[Problem description]:
Your answer must be an exact copy of the data below, minus any pictures.

(Exercise data)

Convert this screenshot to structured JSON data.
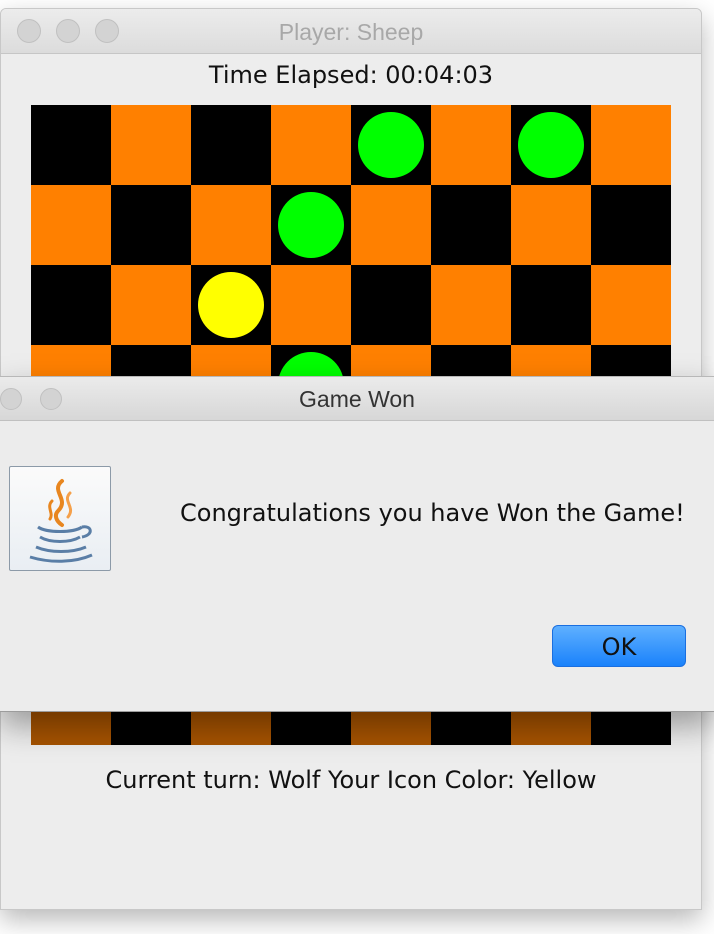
{
  "main_window": {
    "title": "Player: Sheep",
    "timer": "Time Elapsed: 00:04:03",
    "status": "Current turn: Wolf Your Icon Color: Yellow"
  },
  "board": {
    "rows": 8,
    "cols": 8,
    "colors": {
      "dark": "#000000",
      "light": "#ff8000",
      "sheep": "#00ff00",
      "wolf": "#ffff00"
    },
    "pieces": [
      {
        "row": 0,
        "col": 4,
        "type": "sheep"
      },
      {
        "row": 0,
        "col": 6,
        "type": "sheep"
      },
      {
        "row": 1,
        "col": 3,
        "type": "sheep"
      },
      {
        "row": 2,
        "col": 2,
        "type": "wolf"
      },
      {
        "row": 3,
        "col": 3,
        "type": "sheep"
      }
    ]
  },
  "dialog": {
    "title": "Game Won",
    "message": "Congratulations you have Won the Game!",
    "ok_label": "OK",
    "icon": "java-coffee-cup-icon"
  }
}
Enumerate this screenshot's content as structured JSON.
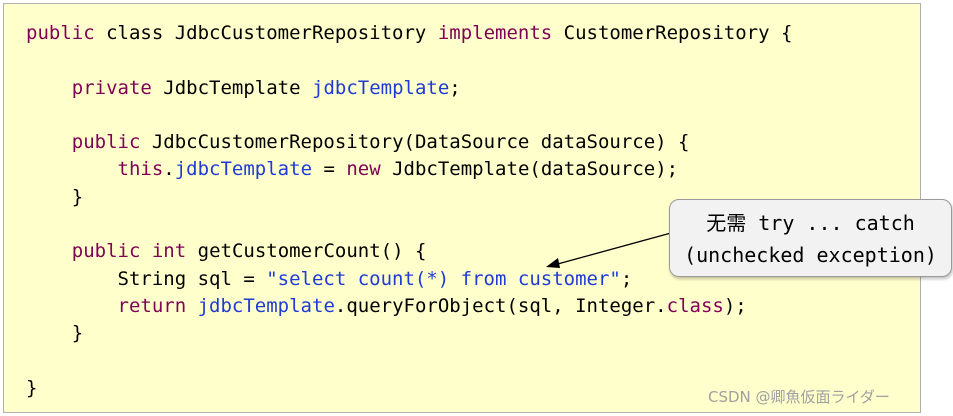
{
  "code_lines": [
    [
      {
        "t": "public",
        "c": "kw"
      },
      {
        "t": " class JdbcCustomerRepository "
      },
      {
        "t": "implements",
        "c": "kw"
      },
      {
        "t": " CustomerRepository {"
      }
    ],
    [],
    [
      {
        "t": "    "
      },
      {
        "t": "private",
        "c": "kw"
      },
      {
        "t": " JdbcTemplate "
      },
      {
        "t": "jdbcTemplate",
        "c": "fld"
      },
      {
        "t": ";"
      }
    ],
    [],
    [
      {
        "t": "    "
      },
      {
        "t": "public",
        "c": "kw"
      },
      {
        "t": " JdbcCustomerRepository(DataSource dataSource) {"
      }
    ],
    [
      {
        "t": "        "
      },
      {
        "t": "this",
        "c": "kw"
      },
      {
        "t": "."
      },
      {
        "t": "jdbcTemplate",
        "c": "fld"
      },
      {
        "t": " = "
      },
      {
        "t": "new",
        "c": "kw"
      },
      {
        "t": " JdbcTemplate(dataSource);"
      }
    ],
    [
      {
        "t": "    }"
      }
    ],
    [],
    [
      {
        "t": "    "
      },
      {
        "t": "public",
        "c": "kw"
      },
      {
        "t": " "
      },
      {
        "t": "int",
        "c": "kw"
      },
      {
        "t": " getCustomerCount() {"
      }
    ],
    [
      {
        "t": "        String sql = "
      },
      {
        "t": "\"select count(*) from customer\"",
        "c": "str"
      },
      {
        "t": ";"
      }
    ],
    [
      {
        "t": "        "
      },
      {
        "t": "return",
        "c": "kw"
      },
      {
        "t": " "
      },
      {
        "t": "jdbcTemplate",
        "c": "fld"
      },
      {
        "t": ".queryForObject(sql, Integer."
      },
      {
        "t": "class",
        "c": "kw"
      },
      {
        "t": ");"
      }
    ],
    [
      {
        "t": "    }"
      }
    ],
    [],
    [
      {
        "t": "}"
      }
    ]
  ],
  "callout": {
    "line1": "无需 try ... catch",
    "line2": "(unchecked exception)"
  },
  "watermark": "CSDN @卿魚仮面ライダー",
  "colors": {
    "panel_background": "#ffffcc",
    "keyword": "#7f0055",
    "field": "#1f3bd6",
    "string": "#1f3bd6",
    "callout_background": "#f2f2f2",
    "watermark": "#a0a0a0"
  }
}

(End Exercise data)

[Solution]:
Convert this screenshot to structured JSON data.
{
  "main_window": {
    "title": "Player: Sheep",
    "timer": "Time Elapsed: 00:04:03",
    "status": "Current turn: Wolf Your Icon Color: Yellow"
  },
  "board": {
    "rows": 8,
    "cols": 8,
    "colors": {
      "dark": "#000000",
      "light": "#ff8000",
      "sheep": "#00ff00",
      "wolf": "#ffff00"
    },
    "pieces": [
      {
        "row": 0,
        "col": 4,
        "type": "sheep"
      },
      {
        "row": 0,
        "col": 6,
        "type": "sheep"
      },
      {
        "row": 1,
        "col": 3,
        "type": "sheep"
      },
      {
        "row": 2,
        "col": 2,
        "type": "wolf"
      },
      {
        "row": 3,
        "col": 3,
        "type": "sheep"
      }
    ]
  },
  "dialog": {
    "title": "Game Won",
    "message": "Congratulations you have Won the Game!",
    "ok_label": "OK",
    "icon": "java-coffee-cup-icon"
  }
}
Enumerate this screenshot's content as structured JSON.
{
  "code_lines": [
    [
      {
        "t": "public",
        "c": "kw"
      },
      {
        "t": " class JdbcCustomerRepository "
      },
      {
        "t": "implements",
        "c": "kw"
      },
      {
        "t": " CustomerRepository {"
      }
    ],
    [],
    [
      {
        "t": "    "
      },
      {
        "t": "private",
        "c": "kw"
      },
      {
        "t": " JdbcTemplate "
      },
      {
        "t": "jdbcTemplate",
        "c": "fld"
      },
      {
        "t": ";"
      }
    ],
    [],
    [
      {
        "t": "    "
      },
      {
        "t": "public",
        "c": "kw"
      },
      {
        "t": " JdbcCustomerRepository(DataSource dataSource) {"
      }
    ],
    [
      {
        "t": "        "
      },
      {
        "t": "this",
        "c": "kw"
      },
      {
        "t": "."
      },
      {
        "t": "jdbcTemplate",
        "c": "fld"
      },
      {
        "t": " = "
      },
      {
        "t": "new",
        "c": "kw"
      },
      {
        "t": " JdbcTemplate(dataSource);"
      }
    ],
    [
      {
        "t": "    }"
      }
    ],
    [],
    [
      {
        "t": "    "
      },
      {
        "t": "public",
        "c": "kw"
      },
      {
        "t": " "
      },
      {
        "t": "int",
        "c": "kw"
      },
      {
        "t": " getCustomerCount() {"
      }
    ],
    [
      {
        "t": "        String sql = "
      },
      {
        "t": "\"select count(*) from customer\"",
        "c": "str"
      },
      {
        "t": ";"
      }
    ],
    [
      {
        "t": "        "
      },
      {
        "t": "return",
        "c": "kw"
      },
      {
        "t": " "
      },
      {
        "t": "jdbcTemplate",
        "c": "fld"
      },
      {
        "t": ".queryForObject(sql, Integer."
      },
      {
        "t": "class",
        "c": "kw"
      },
      {
        "t": ");"
      }
    ],
    [
      {
        "t": "    }"
      }
    ],
    [],
    [
      {
        "t": "}"
      }
    ]
  ],
  "callout": {
    "line1": "无需 try ... catch",
    "line2": "(unchecked exception)"
  },
  "watermark": "CSDN @卿魚仮面ライダー",
  "colors": {
    "panel_background": "#ffffcc",
    "keyword": "#7f0055",
    "field": "#1f3bd6",
    "string": "#1f3bd6",
    "callout_background": "#f2f2f2",
    "watermark": "#a0a0a0"
  }
}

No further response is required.